It's eight years later now. I look back on that experience with great treasure. My moment of eating in what Benin had to offer. In a month, I would board a jet plane for the States. In two, I would be in Jamaica. And another eating experience would begin.


LA Times Travel & Adventure Show

Gilda and I went to the Long Beach Convention Center to hear Rick Steves give a talk on travel tips for a "backdoor experience". I've been a fan of Rick and his PBS show "Europe through the Back door" since 1998 when my college roommate and I would watch episodes and wonder who this guy with two first names was.

After watching so many episodes, listening to his podcast every week, and travelling to Berlin in 2003 using a few of his tips, we pretty much knew everything that he talked about.
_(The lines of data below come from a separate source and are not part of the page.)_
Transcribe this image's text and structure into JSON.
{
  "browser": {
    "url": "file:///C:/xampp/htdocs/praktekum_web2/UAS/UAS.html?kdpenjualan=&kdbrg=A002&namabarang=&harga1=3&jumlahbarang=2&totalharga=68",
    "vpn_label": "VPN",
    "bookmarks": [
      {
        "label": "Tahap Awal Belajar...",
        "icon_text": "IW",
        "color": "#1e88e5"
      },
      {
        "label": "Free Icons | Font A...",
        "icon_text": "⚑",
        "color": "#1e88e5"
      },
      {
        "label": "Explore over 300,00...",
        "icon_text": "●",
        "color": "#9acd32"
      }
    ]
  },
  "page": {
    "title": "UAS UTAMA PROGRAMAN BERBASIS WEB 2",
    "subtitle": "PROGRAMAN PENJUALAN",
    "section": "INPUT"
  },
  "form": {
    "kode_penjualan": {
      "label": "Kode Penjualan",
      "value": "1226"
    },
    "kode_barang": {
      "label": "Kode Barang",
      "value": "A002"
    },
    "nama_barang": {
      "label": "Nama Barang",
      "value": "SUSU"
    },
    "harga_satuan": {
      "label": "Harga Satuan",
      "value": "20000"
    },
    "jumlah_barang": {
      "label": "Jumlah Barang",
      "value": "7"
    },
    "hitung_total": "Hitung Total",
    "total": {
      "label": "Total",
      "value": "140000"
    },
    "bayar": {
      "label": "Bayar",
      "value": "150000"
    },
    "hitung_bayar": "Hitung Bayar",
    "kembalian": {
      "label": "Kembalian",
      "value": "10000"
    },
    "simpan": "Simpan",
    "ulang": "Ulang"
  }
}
Still, there's something about seeing someone live and the interaction between audience and speaker that made it just as thrilling.

Rick emphasized that you should "psychologically immerse yourself in the culture and information of your host country" and "travel engaged in what you have an opportunity to learn". That means do your homework before you go and use local news sources while you're there.

After his 90 minute talk carried over into 120 minutes, we stayed after to get a book signed by him. His off camera persona is just as kind as his on camera one. Despite the 1000+ crowd thronging him, Rick still manages to keep things in perspective.

While my current financial situation makes our hoped trip to Turkey this year a murkier dream, I have come up with another idea to keep the travel theme to my blog more vibrant. Every week, I'd like to recount some travel story from my experience. It will help me to hone my travel writing skills and interest my readers. See you then!

Countries I have visited

Where I've been in the USA